  1. You will need a 50cmx50cm frame or quadrat, a camera, a timer/watch, a FIT count survey form and a photo guide to the insect groups if you need it.
  2. On a sunny dry day between April and September, choose a location to survey. It can be anywhere with flowers that is convenient to get to, e.g. garden, hedgerow, arable field, meadow, churchyard, heathland.
  3. You can do the survey as a one-off, or go back monthly, or as often as you want to.
  4. Choose a target flower (bramble, white dead-nettle, buttercups or dandelions are ideal).
  5. Find a patch of it and put the quadrat on it. Answer the questions about your patch on the form.
  6. Get comfortable and start your timer for 10 minutes.
  7. Identify any insect that visits the target flowers in your patch, to the following groups: bumblebee, honey bee, solitary bee, wasp, hoverfly, other fly, beetles, butterflies & moths, other flies, other insects.
  8. Add each insect to the tally on your form. Try to count individual insects once only – even if they leave the patch and come back in.
  9. After 10 minutes, take some pictures of the insects you’ve been watching.
  10. Register, then enter the data online.

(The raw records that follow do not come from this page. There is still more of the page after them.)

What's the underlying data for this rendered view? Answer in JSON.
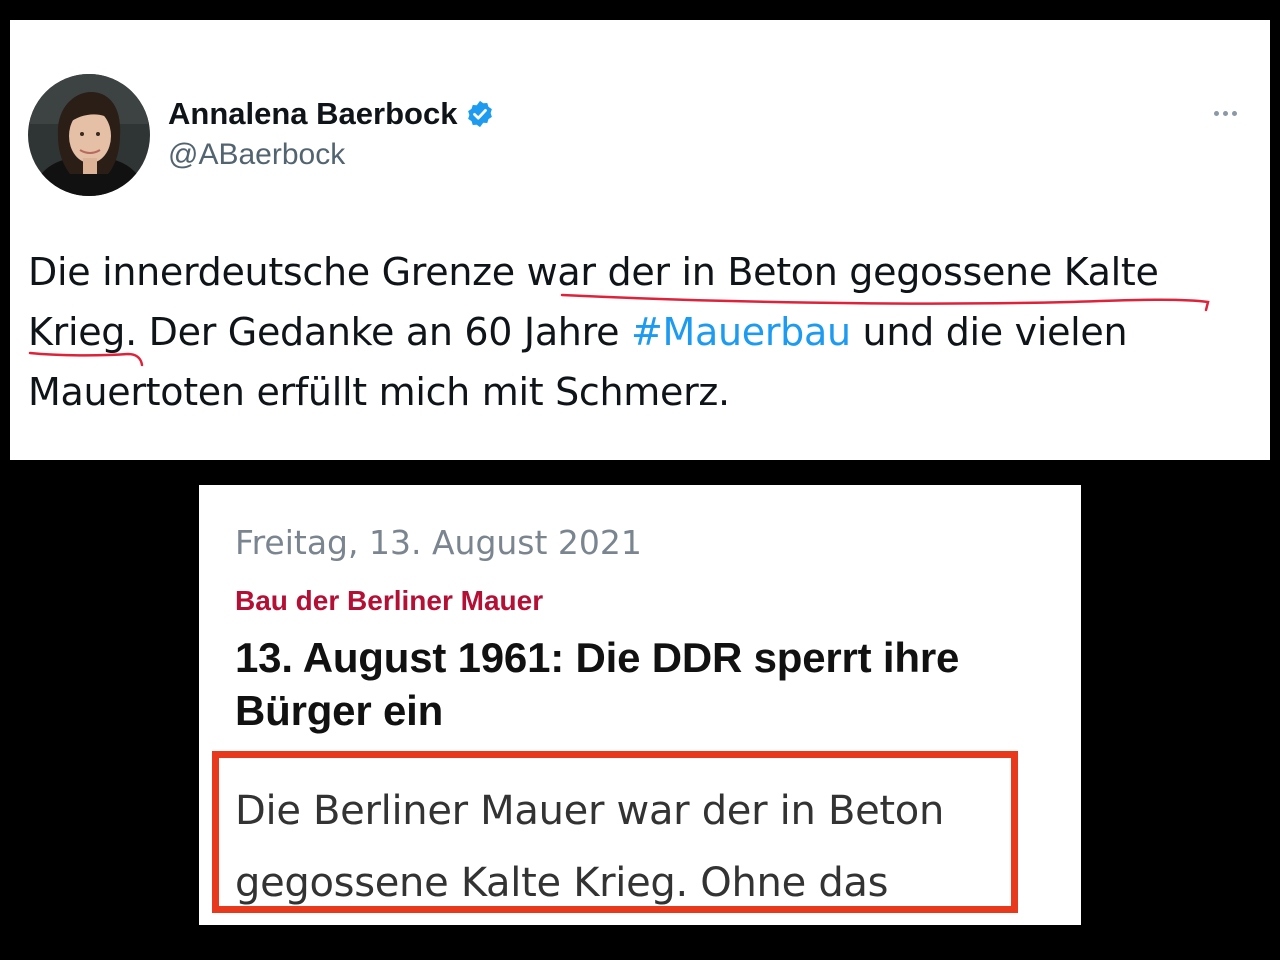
{
  "tweet": {
    "display_name": "Annalena Baerbock",
    "handle": "@ABaerbock",
    "verified": true,
    "verified_icon": "verified-badge-icon",
    "more_icon": "more-options-icon",
    "text_line1_pre": "Die innerdeutsche Grenze ",
    "text_underlined_1": "war der in Beton gegossene Kalte",
    "text_underlined_2": "Krieg",
    "text_after_underline": ". Der Gedanke an 60 Jahre ",
    "hashtag": "#Mauerbau",
    "text_after_hashtag": " und die vielen Mauertoten erfüllt mich mit Schmerz.",
    "hashtag_color": "#1d9bf0",
    "underline_color": "#e0213a"
  },
  "article": {
    "date": "Freitag, 13. August 2021",
    "kicker": "Bau der Berliner Mauer",
    "headline": "13. August 1961: Die DDR sperrt ihre Bürger ein",
    "excerpt": "Die Berliner Mauer war der in Beton gegossene Kalte Krieg. Ohne das",
    "kicker_color": "#b40f35",
    "highlight_color": "#e8391d"
  }
}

If you wish to monitor changes over time, a systematic sampling regime must be in place. This means that quadrat locations need to be identified before the survey begins, the frequency of visits decided in advance, and then observations made repeatedly from all locations in accordance with the predetermined sampling regime.

A quadrat on white dead nettle, and a group of flies and hoverflies on hogweed © CEH